Performance As A Lost Art
...Yes, I'm about to delve slightly into the world of performance art. There are many forms of such that we've seen through the years, good and bad. There have been the interpretive dancers, and the coffee house poetry readings. Mimes. Re-imagining of Shakespeare's works set in the industrial revolution - yes, believe me, you don't want to see that one.

Stand-up comedians don't have concerts, they have performances. Bands, like Aerosmith and Chicago, have concerts.

DH and I went out on Saturday night and we had tickets to what some might call a concert, others a performance. It was definitely more performance than concert, but both elements were present. And it was a most excellent performance. There was funky makeup, people dressed all in black, and strobe lights. And I loved every second of it.

Now, before you think I've totally cracked under the pressure I suppose I should tell you that DH and I went to see Blue Man Group. And yes, I was looking forward to seeing it more than I am when I know I'm about to see Chicago. And I was far more impressed by Blue Man Group. Heck, I rank them up there with Trans-Siberian Orchestra.

Long time readers know - that's saying something.

For those who have not wandered out of their safe cocoons, the Blue Man Group are those guys who bang on PVC style piping and make music of it. They used to be in the Intel commercials (you'd know them because their faces were blue latex) which is how they came to national prominence. I hated them then. I thought they were freakish and just made noise.

DH brought home some Blue Man Group music - he thought they were neat. And then I listened to the CD with half an ear and I realized that they were pretty neat. The sound is unique, almost like a faux synthesizer and drum machine combined. And yet, it's very much not those things.

The Blue Man Group, for all intents and purposes, is performance art. It's not a concert. It's not interpretive dance, although when they are starting to perform moves from the "Rock Concert Instruction Manual" and are working on the swinging the hips part, you might start thinking that it *is* interpretive dance. And there are the tall poles that they swing that make a neat whirring noise that adds to the music. You've got them all dressed in black, they're wearing blue latex masks. It's clearly performance art.

But it's good performance art. It's excellent performance art. It's a concert and comedy and art all rolled together. It's also an extremely hard show to describe unless you've seen part of the act. So, I'm not going to describe it other than to say that a great time was had by all, and recommend that you get your hands on a DVD called "Blue Man Group: The Rock Complex Tour". This is a DVD of the previous national tour they had.
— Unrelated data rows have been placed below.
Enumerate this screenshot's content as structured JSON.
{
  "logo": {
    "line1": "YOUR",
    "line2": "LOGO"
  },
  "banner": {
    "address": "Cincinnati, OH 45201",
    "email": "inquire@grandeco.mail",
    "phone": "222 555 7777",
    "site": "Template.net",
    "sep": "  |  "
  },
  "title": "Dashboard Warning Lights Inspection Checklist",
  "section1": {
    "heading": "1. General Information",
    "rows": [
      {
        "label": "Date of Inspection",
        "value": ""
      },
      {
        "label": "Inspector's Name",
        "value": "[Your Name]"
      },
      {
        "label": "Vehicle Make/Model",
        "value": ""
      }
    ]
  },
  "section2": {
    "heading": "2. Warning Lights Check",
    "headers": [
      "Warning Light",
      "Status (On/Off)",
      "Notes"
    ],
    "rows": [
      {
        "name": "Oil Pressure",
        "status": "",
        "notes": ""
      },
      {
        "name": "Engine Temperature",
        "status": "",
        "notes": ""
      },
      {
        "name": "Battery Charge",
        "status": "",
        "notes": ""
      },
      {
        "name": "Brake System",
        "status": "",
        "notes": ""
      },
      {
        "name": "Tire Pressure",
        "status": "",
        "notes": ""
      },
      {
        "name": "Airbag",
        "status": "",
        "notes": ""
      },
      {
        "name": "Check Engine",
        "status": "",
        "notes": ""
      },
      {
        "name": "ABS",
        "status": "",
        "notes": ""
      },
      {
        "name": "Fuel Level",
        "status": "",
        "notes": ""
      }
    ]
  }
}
Or get tickets to the new tour, called "How To Be A Megastar 2.0". Trust me, you won't be disappointed...

...I sure wasn't.